“Overqualified” is Not Necessarily A Proxy for Age Discrimination
The U.S. Supreme Court has made clear that when an employer makes a decision on the basis of a criterion that is often correlated with age – such as high salary or length of service – as opposed to age itself, the employer does not violate the Age Discrimination in Employment Act (the “ADEA”). Hazen Paper Co. v. Biggins, 113 S.Ct. 1701 (1993). Nevertheless, some courts, including federal courts in New York, have expressed concern that the practice of rejecting job applicants as “overqualified” can function as a proxy for age discrimination if “overqualification” is not defined in terms of objective criteria. The U.S. Court of Appeals for the Ninth Circuit in San Francisco recently addressed this issue, however, and found that an employer lawfully rejected an applicant because he “had too much training and experience.” EEOC v. Insurance Co. of North America, 49 F.3d 1418 (9th Cir. 1995).
In this case, the employer placed a newspaper advertisement for the position of loss control representative, which stated that the ideal candidate would have two years of relevant experience. An individual who had over 30 years of relevant experience applied for the job, but was rejected as “overqualified.” The employer explained that, because of his extensive experience, the applicant “probably would have delved too deeply into accounts,” thereby consuming more of the insureds’ time than was necessary given the uncomplicated nature of the accounts.
The district court granted summary judgment in favor of the employer, finding that its reason for not hiring the applicant was not pretextual, i.e., that “overqualified” in this case did not serve as a proxy for age discrimination. On appeal, the Ninth Circuit affirmed, finding that “ICNS’s rejection of [the applicant] due to his overqualification for the position at issue was based on at least one defined concern” – that he “would delve too deeply into the accounts to which he would be assigned.” Because that “defined concern” was “objective and non-age-related,” and because the EEOC “did not produce evidence that this neutral reason was pretextual,” the Ninth Circuit affirmed the trial court’s dismissal of the action.
In contrast, the U.S. Court of Appeals for the Second Circuit, in New York, has refused to dismiss age discrimination actions where the employer refused to offer the plaintiff an available position based upon concerns about “overqualification.” In Binder v. Long Island Lighting Co., 933 F.2d 187 (2d Cir. 1991), for example, the employer justified its failure to offer the plaintiff, whose job was eliminated, available lower level positions in lieu of termination on the ground that he would have been “underemployed” in those jobs, and “that placing him in such a position would have led to his frustration and low morale.” In reversing the trial court’s granting of summary judgment, the Court of Appeals stated that although “[t]he ADEA does not forbid employers from adopting policies against `underemploying’ persons in certain positions as long as those policies are adopted in good faith and are applied evenhandedly,” such policies “may also serve as a mask for age discrimination, and the issues of good faith and evenhanded application cannot be resolved on a motion for summary judgment on the present record.” The Second Circuit recently reiterated these concerns in a later phase of the Binder case. After the jury found for the plaintiff, the trial judge overturned the verdict, but the Court of Appeals reversed, finding that the jury rationally could find that the employer’s claimed justification – its policy against underemployment – was a pretext for age discrimination. Binder v. Long Island Lighting Co., 1995 U.S. App. LEXIS 14330 (June 8, 1995).
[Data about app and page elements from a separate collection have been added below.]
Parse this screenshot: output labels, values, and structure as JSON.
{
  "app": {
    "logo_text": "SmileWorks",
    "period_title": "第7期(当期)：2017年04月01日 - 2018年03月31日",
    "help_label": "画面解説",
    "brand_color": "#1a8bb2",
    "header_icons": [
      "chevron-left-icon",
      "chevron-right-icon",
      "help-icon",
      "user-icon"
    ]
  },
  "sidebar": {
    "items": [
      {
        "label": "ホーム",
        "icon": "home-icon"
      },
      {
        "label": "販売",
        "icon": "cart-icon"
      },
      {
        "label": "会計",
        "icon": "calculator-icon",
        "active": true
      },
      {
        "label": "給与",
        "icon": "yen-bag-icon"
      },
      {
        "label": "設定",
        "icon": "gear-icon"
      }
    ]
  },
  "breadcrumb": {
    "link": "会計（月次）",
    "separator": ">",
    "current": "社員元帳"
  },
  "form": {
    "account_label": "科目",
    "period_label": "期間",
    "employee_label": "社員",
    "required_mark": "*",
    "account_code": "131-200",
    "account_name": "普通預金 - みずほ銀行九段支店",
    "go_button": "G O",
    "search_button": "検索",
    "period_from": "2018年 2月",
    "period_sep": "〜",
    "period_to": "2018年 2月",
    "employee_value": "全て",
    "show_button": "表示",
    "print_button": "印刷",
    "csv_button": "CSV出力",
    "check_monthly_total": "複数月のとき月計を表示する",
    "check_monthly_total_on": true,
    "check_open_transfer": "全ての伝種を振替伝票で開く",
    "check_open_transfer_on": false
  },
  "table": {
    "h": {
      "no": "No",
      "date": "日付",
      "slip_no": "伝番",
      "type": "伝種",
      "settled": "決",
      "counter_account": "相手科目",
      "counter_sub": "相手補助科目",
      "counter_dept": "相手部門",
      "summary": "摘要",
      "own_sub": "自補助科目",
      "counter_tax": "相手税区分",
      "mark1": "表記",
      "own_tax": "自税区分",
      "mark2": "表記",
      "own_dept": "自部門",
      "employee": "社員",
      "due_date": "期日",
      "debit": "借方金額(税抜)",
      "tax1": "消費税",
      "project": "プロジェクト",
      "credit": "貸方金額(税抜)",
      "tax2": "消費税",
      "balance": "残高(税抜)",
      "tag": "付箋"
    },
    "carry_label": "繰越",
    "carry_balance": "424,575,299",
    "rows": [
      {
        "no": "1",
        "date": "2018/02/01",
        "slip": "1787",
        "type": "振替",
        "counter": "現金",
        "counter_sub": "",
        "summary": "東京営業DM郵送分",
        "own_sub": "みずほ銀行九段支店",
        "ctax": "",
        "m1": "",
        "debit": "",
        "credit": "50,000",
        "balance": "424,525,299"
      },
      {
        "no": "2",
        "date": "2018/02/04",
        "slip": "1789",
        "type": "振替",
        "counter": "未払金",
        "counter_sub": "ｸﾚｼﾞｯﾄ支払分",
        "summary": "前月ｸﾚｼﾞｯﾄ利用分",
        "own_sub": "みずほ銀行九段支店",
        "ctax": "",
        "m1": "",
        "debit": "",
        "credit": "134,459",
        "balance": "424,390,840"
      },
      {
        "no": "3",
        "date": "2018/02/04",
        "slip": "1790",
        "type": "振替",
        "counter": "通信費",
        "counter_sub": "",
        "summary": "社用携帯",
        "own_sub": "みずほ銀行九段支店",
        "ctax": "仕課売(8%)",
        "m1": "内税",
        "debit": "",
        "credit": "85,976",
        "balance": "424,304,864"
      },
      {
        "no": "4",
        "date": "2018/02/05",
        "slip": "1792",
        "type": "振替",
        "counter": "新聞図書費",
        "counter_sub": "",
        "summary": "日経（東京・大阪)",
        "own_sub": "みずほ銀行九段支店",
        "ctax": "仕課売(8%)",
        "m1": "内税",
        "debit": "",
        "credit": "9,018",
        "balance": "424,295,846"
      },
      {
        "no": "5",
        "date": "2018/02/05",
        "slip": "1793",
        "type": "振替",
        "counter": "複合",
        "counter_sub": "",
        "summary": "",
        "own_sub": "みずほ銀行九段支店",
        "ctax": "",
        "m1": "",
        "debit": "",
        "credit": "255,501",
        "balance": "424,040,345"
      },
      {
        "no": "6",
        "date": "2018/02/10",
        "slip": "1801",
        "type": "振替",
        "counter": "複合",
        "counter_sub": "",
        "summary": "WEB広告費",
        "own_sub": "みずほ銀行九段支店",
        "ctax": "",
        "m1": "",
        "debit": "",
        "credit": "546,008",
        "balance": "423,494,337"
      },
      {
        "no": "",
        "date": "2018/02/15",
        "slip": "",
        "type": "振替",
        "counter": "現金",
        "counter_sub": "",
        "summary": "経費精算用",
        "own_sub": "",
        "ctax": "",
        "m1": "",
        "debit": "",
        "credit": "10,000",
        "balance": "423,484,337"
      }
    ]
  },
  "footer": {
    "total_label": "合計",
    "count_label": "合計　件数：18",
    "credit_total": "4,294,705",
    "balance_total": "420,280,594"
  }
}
Clearly, an employer legitimately may determine that an applicant’s skills or experience so far exceed those required for the position that they disqualify the applicant for consideration. But the foregoing decisions illustrate that, to avoid unnecessary charges of age discrimination, an employer rejecting an applicant in those circumstances should not rely upon generalized claims of “overqualification,” but should identify and enunciate the specific ways in which the applicant’s extensive experience or skills may interfere with proper job performance.